═════ Input data
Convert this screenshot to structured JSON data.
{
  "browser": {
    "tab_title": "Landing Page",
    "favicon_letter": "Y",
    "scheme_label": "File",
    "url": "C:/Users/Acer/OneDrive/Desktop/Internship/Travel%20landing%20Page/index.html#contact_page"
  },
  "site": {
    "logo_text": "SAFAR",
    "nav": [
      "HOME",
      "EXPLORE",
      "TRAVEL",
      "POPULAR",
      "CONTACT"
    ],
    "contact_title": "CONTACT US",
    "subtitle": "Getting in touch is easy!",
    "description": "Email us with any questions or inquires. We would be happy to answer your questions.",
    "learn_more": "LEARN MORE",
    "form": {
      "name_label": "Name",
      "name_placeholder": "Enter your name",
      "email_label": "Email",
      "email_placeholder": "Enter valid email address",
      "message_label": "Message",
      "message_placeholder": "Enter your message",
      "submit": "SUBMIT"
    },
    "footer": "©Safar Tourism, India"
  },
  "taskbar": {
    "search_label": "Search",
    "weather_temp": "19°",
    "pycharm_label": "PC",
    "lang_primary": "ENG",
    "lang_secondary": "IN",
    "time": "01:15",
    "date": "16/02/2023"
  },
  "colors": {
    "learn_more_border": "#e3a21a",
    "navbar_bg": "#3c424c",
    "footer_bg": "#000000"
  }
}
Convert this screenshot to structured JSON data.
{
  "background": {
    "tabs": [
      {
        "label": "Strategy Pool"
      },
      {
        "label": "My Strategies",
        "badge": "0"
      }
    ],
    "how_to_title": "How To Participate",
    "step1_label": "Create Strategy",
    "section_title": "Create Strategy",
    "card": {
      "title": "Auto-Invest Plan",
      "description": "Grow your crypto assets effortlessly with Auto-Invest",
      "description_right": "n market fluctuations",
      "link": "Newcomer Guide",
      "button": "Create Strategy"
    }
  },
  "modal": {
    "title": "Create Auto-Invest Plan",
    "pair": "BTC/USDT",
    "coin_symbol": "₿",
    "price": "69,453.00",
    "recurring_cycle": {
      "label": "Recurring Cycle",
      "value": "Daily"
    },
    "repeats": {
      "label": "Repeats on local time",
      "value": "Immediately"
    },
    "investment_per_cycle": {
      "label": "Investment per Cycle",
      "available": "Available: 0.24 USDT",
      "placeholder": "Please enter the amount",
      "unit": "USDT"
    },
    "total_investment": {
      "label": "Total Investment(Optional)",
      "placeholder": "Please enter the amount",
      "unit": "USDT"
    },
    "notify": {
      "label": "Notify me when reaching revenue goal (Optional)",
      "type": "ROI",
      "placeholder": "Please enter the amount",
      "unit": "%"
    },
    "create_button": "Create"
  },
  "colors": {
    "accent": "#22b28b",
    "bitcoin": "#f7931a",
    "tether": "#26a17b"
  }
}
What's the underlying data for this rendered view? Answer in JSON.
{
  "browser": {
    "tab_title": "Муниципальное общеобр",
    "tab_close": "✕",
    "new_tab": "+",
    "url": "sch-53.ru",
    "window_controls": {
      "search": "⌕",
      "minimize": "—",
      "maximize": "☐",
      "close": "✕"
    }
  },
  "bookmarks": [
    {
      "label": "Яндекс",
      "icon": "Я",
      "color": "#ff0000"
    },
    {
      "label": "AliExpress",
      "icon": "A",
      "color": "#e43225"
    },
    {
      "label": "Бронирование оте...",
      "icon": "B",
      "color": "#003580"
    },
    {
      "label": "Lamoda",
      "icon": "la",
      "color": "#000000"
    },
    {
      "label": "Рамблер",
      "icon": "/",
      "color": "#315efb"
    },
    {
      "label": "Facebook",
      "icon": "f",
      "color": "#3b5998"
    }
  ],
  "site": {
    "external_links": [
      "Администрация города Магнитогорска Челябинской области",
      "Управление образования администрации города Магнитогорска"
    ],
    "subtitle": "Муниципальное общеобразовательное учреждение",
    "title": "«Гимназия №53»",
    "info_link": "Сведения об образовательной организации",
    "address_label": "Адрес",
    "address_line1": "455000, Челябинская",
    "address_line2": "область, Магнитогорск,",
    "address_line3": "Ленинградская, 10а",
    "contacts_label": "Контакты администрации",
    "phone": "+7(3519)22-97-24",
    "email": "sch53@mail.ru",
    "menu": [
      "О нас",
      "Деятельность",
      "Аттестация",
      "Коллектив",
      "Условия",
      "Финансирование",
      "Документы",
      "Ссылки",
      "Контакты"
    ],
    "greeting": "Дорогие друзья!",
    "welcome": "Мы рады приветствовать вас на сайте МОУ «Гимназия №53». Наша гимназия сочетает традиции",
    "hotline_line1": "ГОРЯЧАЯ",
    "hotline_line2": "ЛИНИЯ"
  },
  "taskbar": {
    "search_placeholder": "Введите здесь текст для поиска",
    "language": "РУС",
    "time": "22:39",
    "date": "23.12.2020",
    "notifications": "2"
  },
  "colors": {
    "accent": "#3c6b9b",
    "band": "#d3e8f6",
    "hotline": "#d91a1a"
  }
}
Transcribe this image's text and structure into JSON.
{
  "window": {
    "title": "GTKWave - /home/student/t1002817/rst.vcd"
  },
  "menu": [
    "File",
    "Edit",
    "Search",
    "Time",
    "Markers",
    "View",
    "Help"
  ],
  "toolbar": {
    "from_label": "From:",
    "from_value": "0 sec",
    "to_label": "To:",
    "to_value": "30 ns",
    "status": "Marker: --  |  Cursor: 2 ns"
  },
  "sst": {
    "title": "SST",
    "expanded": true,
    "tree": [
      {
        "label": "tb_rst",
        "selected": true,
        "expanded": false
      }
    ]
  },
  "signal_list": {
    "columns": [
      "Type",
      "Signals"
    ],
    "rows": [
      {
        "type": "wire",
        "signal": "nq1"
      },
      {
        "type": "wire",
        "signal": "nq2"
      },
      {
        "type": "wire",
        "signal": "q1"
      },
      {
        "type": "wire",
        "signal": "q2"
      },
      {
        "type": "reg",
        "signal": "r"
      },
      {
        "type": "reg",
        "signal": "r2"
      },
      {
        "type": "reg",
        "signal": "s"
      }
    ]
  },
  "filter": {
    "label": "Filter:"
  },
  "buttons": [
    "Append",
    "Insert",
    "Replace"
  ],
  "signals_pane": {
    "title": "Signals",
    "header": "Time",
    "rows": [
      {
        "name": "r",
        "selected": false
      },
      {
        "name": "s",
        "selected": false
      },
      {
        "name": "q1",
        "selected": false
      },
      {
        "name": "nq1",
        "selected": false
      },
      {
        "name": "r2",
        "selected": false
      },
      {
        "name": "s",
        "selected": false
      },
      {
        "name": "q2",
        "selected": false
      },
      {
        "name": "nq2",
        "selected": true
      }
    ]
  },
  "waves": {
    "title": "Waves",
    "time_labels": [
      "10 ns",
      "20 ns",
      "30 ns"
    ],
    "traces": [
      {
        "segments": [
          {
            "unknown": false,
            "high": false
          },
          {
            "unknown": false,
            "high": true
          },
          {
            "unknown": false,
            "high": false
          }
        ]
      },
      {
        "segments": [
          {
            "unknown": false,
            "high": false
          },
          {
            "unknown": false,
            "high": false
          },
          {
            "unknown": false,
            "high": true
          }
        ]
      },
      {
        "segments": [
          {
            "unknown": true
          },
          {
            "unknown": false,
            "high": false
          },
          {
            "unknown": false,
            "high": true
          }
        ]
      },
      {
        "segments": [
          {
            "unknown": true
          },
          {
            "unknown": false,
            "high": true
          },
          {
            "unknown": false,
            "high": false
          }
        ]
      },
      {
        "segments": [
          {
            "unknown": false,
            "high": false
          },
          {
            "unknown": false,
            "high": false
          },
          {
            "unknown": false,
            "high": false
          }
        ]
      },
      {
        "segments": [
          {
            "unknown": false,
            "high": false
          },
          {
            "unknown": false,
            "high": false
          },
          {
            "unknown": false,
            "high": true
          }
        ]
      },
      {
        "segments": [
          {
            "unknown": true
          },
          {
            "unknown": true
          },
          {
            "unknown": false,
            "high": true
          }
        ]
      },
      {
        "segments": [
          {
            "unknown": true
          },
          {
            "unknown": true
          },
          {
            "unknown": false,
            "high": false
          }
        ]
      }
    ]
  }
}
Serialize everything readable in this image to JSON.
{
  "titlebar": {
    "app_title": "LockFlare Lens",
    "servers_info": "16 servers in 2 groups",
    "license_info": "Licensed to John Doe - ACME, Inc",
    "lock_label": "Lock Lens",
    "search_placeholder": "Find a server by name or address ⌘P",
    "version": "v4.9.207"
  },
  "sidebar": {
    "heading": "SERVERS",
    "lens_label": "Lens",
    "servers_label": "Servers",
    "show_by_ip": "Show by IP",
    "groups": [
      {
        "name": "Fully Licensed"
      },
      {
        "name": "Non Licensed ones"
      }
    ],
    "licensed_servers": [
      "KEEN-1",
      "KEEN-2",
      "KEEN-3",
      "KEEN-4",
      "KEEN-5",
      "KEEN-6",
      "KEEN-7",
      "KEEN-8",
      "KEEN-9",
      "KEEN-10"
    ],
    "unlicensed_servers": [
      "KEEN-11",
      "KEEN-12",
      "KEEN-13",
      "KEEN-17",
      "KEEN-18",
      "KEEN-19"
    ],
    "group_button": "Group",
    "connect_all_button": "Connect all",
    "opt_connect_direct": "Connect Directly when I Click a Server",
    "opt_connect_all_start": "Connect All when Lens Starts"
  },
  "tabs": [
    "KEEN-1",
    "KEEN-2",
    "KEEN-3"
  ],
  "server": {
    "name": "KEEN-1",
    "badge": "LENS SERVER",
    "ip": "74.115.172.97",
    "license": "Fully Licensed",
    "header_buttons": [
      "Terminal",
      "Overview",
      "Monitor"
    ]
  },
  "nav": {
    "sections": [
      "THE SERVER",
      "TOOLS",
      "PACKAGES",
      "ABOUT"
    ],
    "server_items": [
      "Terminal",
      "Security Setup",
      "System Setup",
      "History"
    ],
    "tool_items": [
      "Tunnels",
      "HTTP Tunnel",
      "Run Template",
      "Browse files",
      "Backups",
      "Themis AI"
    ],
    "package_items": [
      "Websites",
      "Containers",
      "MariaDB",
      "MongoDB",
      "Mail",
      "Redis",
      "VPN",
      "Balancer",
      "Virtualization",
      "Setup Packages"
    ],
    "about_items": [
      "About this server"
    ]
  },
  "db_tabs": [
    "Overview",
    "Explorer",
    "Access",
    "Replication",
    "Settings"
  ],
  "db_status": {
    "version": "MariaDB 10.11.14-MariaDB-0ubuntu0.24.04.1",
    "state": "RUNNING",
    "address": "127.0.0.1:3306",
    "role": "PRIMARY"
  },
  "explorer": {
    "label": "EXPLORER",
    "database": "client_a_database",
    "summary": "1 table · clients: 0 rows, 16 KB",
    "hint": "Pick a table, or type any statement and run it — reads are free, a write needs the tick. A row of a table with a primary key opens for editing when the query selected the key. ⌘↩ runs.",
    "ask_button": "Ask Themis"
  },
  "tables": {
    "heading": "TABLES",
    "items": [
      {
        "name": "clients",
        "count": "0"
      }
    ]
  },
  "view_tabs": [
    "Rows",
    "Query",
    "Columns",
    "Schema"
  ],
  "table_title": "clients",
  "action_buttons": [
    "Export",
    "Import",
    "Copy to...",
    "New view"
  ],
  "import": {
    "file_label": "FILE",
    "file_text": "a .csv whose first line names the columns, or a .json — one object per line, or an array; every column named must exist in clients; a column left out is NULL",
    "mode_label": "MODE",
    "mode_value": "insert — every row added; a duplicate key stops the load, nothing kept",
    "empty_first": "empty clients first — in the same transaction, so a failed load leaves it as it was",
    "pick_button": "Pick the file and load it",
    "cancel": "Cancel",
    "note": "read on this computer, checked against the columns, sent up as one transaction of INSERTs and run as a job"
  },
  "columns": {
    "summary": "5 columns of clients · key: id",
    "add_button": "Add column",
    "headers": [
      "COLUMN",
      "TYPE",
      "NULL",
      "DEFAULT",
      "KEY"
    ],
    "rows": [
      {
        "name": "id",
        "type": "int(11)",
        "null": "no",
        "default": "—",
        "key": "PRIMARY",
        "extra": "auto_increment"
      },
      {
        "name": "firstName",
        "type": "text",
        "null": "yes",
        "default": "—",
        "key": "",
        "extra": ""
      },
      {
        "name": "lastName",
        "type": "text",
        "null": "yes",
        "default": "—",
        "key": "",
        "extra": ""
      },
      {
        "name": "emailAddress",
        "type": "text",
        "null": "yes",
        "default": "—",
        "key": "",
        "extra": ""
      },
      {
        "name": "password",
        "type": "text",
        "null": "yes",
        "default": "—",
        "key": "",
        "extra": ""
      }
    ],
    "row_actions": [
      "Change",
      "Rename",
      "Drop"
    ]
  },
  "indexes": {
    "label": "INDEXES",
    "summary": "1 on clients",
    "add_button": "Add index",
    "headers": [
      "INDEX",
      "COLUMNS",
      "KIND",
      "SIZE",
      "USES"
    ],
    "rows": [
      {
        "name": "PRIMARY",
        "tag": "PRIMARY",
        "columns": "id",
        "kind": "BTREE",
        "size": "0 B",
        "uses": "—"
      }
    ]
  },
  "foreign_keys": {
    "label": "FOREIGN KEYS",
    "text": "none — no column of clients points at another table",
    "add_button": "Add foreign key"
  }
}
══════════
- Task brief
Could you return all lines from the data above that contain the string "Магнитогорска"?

- Answer box
      "Администрация города Магнитогорска Челябинской области",
      "Управление образования администрации города Магнитогорска"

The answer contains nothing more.